Fashion isn’t just about shopping or looking at pretty pictures. Whether you’re an aspiring designer, a fashion blogger, or just a fan, these seven books are well worth the read.
For inspiration:Empress of Fashion is a refreshingly honest biography of iconic American fashion editor Diana Vreeland. Even if you don’t recognize the name you will have come across something her work inspired—she helmed Harper’s Bazaar and Vogue before she was the creative consultant of the Costume Institute at the Metropolitan Museum of Art. She may not have always been well liked, but her influence and reach cannot be argued. Stuart’s writing paints a wonderfully human picture of Vreeland, exploring her early life as well as her rise to success. Descriptions of her flaws as well as her innovations paint a well-rounded picture of this legendary editor. Filled with beautiful colour photographs of her work, “Empress of Fashion” is an excellent portrait of an inspiring successful woman.
For gossip and scandal:The Beautiful Fall is a riveting expose of the Paris fashion scene in the 1970s. The focus is on two rival camps—that headed by Karl Lagerfeld, and that headed by Yves Saint Laurent. The two former friends had a rivalry made all the more dramatic and salacious by the culture of glamour and excess in the fashion world during this era. The book is extensively researched but never dull, weaving a mesmerizing narrative through interviews and scandalous detail. While obviously the focus is on fashion and the rival camps, the book provides a glimpse into the importance of the era and socio-cultural events of the time.

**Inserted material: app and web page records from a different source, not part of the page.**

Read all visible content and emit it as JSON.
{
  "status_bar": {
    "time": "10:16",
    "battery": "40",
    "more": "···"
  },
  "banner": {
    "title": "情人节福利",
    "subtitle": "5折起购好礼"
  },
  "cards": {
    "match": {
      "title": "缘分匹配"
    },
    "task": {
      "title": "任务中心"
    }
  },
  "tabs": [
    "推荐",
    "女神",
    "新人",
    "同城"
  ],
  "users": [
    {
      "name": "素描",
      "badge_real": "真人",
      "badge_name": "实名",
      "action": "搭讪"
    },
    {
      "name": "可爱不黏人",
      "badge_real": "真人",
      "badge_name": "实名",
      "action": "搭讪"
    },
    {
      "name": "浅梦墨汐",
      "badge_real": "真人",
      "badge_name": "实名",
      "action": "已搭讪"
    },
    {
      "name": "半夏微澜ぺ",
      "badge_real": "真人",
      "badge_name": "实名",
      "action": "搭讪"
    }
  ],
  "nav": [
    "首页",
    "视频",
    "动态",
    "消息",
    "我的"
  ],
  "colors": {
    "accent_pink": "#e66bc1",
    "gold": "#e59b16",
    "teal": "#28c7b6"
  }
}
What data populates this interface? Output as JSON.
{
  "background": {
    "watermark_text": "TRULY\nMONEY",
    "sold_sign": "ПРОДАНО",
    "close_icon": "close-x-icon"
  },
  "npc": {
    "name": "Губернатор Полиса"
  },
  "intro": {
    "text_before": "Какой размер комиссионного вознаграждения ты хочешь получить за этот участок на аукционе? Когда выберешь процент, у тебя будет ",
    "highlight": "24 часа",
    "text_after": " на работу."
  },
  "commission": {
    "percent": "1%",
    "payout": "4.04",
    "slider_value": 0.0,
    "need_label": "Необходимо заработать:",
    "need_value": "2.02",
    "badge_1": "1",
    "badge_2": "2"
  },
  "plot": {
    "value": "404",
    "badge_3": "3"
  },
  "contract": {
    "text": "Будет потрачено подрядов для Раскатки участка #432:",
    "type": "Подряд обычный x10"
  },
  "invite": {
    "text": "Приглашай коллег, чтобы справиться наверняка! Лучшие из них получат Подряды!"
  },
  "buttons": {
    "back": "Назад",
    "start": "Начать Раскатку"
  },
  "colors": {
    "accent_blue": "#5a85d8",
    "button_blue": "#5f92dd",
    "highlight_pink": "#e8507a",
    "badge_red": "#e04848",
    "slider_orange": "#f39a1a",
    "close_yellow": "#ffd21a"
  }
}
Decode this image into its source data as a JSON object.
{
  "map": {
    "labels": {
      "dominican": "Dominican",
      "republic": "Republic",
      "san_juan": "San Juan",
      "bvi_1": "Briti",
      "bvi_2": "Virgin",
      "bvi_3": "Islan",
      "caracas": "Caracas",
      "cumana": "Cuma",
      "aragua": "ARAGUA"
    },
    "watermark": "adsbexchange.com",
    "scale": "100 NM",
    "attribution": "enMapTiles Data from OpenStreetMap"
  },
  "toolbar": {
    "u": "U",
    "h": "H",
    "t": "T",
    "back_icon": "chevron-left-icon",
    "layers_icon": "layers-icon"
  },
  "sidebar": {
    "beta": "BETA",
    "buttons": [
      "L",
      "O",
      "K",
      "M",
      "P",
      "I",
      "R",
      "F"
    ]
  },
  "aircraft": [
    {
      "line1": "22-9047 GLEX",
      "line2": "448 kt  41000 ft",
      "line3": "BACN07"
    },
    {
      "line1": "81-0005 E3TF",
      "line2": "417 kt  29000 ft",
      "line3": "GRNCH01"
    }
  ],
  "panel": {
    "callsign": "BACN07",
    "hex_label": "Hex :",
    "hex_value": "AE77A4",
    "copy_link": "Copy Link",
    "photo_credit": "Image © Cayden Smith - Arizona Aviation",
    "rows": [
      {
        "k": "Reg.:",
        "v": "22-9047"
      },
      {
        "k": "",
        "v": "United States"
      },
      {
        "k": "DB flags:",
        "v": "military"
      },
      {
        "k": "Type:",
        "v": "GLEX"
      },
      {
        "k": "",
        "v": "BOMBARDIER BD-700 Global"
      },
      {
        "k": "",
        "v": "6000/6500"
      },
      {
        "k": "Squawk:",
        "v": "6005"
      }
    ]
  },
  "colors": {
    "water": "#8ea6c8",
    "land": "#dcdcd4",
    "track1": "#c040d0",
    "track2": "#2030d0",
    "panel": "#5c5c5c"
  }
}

For the academics:
While this is a more serious and educational read, if you’re interested in Renaissance history, this book is for you. Renaissance Clothing and the Materials of Memory discusses fashion innovations and how the making and transmission of fabrics and clothing was central to European culture in the sixteenth century. Many topics are discussed in depth in this book, including the function and value of clothing, the division of classes, the meaning of materials, clothing’s relation to gender and gendered activities, and clothing in the theatre. The book is richly illustrated, providing a look at an era not everyone may be familiar with. Fair warning—this book isn’t an easy breezy read. But if you’re an academic or a history lover and you’re up for the challenge, it’s deeply engrossing.
For the Met Gala Fan:
For those of you who eagerly await pictures from the Met Gala every year, this is a fascinating companion piece to the 2016 exhibition and event. Manus x Machina: Fashion in an Age of Technology is written by Andrew Bolton and features photography by Nicholas Alan Cope. It explores the theme of the 2016 exhibition at the Metropolitan Museum of Art’s Costume Institute more in depth than you would get from photographs of celebrities arriving on the gala red carpet. The book discusses the complicated relationship between the artisanal and the technological in fashion, discussing how technology has been used over time in both commercial and high fashion circles. Included are interviews with renowned designers such as Karl Lagerfeld as well as designers on the cutting edge of new innovations in fashion technology. The book also includes exclusive pictures of amazing pieces from the exhibition.
For a casual beach read:
From the author of the very popular (and relatable) Confessions of a Shopaholic series, this standalone fiction is something a little different. The protagonist, Lara, finds herself haunted by the ghost of her great aunt Sadie—as she was as a young woman in the flapper era. Sadie cannot rest in peace without her beloved dragonfly necklace, and Lara finds herself dragged into a series of wacky hijinks and unexpected romance on her quest to find it. While not focused on the fashion industry, Sadie’s love of 1920s fashion and accessories inspires Lara and becomes part of an ode to finding yourself, having fun, and taking risks—including in fashion. This cute, funny, light read is perfect for poolside rest and relaxation.
For those looking for something different:
This satirical fiction novel takes a very different approach to the fashion industry in order to make socio-political commentary. Alex Gilvarry tells the story of Boy Hernandez; a Filipino born fashion designer who finds himself detained at Guantanamo Bay as a “fashion terrorist.” During his time there, he modifies his prison jumpsuit and invokes the names and inspiration of several famous fashion designers. Despite the premise, this novel is not a light and fluffy read, and not for the faint of heart. Gilvarry uses the threat and shock of unlawful detention along with Boy’s career as a vehicle for satire and humour. While not for everyone, this is the perfect book if you are looking for something different from the typical fashion read.
For those who want to work in the industry:
The End of Fashion: How Marketing Changed the Clothing Business Forever is an amazing and informative business read, often listed as a “must read” for those who want to get into the contemporary fashion industry. Teri Agins, a reporter for the Wall Street Journal, uses this book to describe and discuss how fashion changed when designers shifted into mass marketing clothes and designing and marketing to mainstream consumers. This novel explores aspects of the industry such as manufacturing, licensing, and image making. While thorough and informative, this book is never dull, and even includes behind the scenes stories about big names like Donna Karan, Ralph Lauren, Tommy Hilfiger, and Isaac Mizrahi.